Your goal:
For this exercise, retype each line of the material below verbatim and omit any picture.

Material for this exercise:
Content starts
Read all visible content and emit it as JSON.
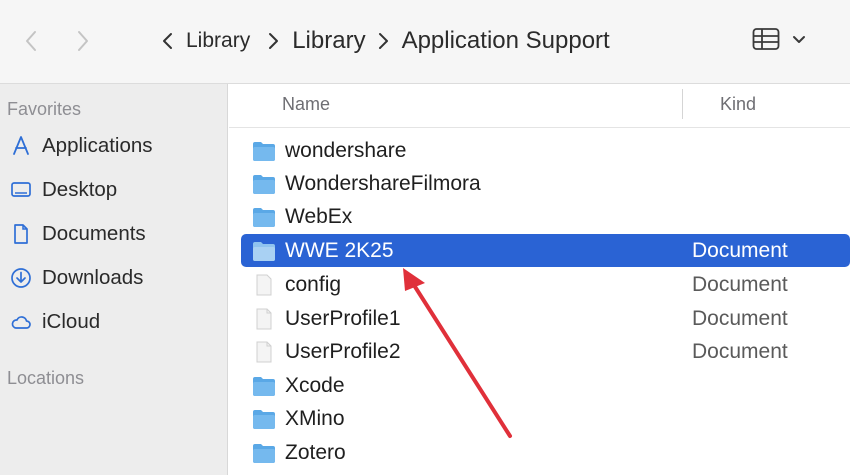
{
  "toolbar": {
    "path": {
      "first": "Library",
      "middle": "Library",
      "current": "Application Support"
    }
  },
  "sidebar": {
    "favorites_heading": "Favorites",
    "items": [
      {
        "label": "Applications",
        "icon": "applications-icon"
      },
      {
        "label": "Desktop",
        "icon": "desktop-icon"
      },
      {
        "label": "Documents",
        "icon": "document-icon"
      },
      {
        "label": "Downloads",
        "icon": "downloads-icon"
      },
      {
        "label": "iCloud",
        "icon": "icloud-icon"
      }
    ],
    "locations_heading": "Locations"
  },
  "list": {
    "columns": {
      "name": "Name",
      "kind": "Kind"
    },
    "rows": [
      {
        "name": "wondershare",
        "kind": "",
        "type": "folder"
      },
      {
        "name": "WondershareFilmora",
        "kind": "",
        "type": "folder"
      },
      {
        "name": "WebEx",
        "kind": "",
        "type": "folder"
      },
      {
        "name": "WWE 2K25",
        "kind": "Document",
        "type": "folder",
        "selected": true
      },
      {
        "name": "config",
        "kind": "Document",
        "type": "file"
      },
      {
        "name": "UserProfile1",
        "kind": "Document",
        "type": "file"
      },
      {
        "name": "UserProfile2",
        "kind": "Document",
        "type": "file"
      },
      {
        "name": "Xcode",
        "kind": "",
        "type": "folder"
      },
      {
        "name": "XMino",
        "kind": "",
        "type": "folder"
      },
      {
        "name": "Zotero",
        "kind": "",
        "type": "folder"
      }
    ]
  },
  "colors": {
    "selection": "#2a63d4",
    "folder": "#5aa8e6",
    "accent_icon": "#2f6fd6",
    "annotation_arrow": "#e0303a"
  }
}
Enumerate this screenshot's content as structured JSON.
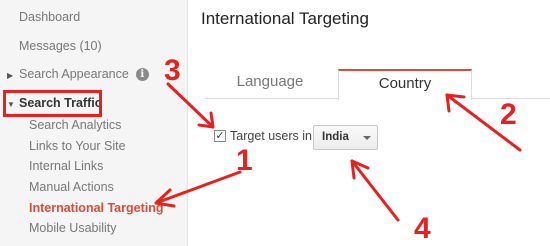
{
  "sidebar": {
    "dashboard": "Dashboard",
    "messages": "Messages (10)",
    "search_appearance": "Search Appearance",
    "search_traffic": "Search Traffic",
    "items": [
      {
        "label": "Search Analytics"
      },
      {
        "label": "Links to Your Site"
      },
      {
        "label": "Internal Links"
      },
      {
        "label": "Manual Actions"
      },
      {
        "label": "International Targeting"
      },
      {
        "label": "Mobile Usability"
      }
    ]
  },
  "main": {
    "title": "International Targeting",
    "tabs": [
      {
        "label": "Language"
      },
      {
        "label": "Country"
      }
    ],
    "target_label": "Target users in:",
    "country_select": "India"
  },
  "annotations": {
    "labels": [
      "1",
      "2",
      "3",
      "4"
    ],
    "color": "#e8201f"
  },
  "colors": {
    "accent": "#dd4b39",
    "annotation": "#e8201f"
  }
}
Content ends
Output for this task:
Read all visible content and emit it as JSON.
{
  "toolbar": {
    "path": {
      "first": "Library",
      "middle": "Library",
      "current": "Application Support"
    }
  },
  "sidebar": {
    "favorites_heading": "Favorites",
    "items": [
      {
        "label": "Applications",
        "icon": "applications-icon"
      },
      {
        "label": "Desktop",
        "icon": "desktop-icon"
      },
      {
        "label": "Documents",
        "icon": "document-icon"
      },
      {
        "label": "Downloads",
        "icon": "downloads-icon"
      },
      {
        "label": "iCloud",
        "icon": "icloud-icon"
      }
    ],
    "locations_heading": "Locations"
  },
  "list": {
    "columns": {
      "name": "Name",
      "kind": "Kind"
    },
    "rows": [
      {
        "name": "wondershare",
        "kind": "",
        "type": "folder"
      },
      {
        "name": "WondershareFilmora",
        "kind": "",
        "type": "folder"
      },
      {
        "name": "WebEx",
        "kind": "",
        "type": "folder"
      },
      {
        "name": "WWE 2K25",
        "kind": "Document",
        "type": "folder",
        "selected": true
      },
      {
        "name": "config",
        "kind": "Document",
        "type": "file"
      },
      {
        "name": "UserProfile1",
        "kind": "Document",
        "type": "file"
      },
      {
        "name": "UserProfile2",
        "kind": "Document",
        "type": "file"
      },
      {
        "name": "Xcode",
        "kind": "",
        "type": "folder"
      },
      {
        "name": "XMino",
        "kind": "",
        "type": "folder"
      },
      {
        "name": "Zotero",
        "kind": "",
        "type": "folder"
      }
    ]
  },
  "colors": {
    "selection": "#2a63d4",
    "folder": "#5aa8e6",
    "accent_icon": "#2f6fd6",
    "annotation_arrow": "#e0303a"
  }
}
Enumerate this screenshot's content as structured JSON.
{
  "sidebar": {
    "dashboard": "Dashboard",
    "messages": "Messages (10)",
    "search_appearance": "Search Appearance",
    "search_traffic": "Search Traffic",
    "items": [
      {
        "label": "Search Analytics"
      },
      {
        "label": "Links to Your Site"
      },
      {
        "label": "Internal Links"
      },
      {
        "label": "Manual Actions"
      },
      {
        "label": "International Targeting"
      },
      {
        "label": "Mobile Usability"
      }
    ]
  },
  "main": {
    "title": "International Targeting",
    "tabs": [
      {
        "label": "Language"
      },
      {
        "label": "Country"
      }
    ],
    "target_label": "Target users in:",
    "country_select": "India"
  },
  "annotations": {
    "labels": [
      "1",
      "2",
      "3",
      "4"
    ],
    "color": "#e8201f"
  },
  "colors": {
    "accent": "#dd4b39",
    "annotation": "#e8201f"
  }
}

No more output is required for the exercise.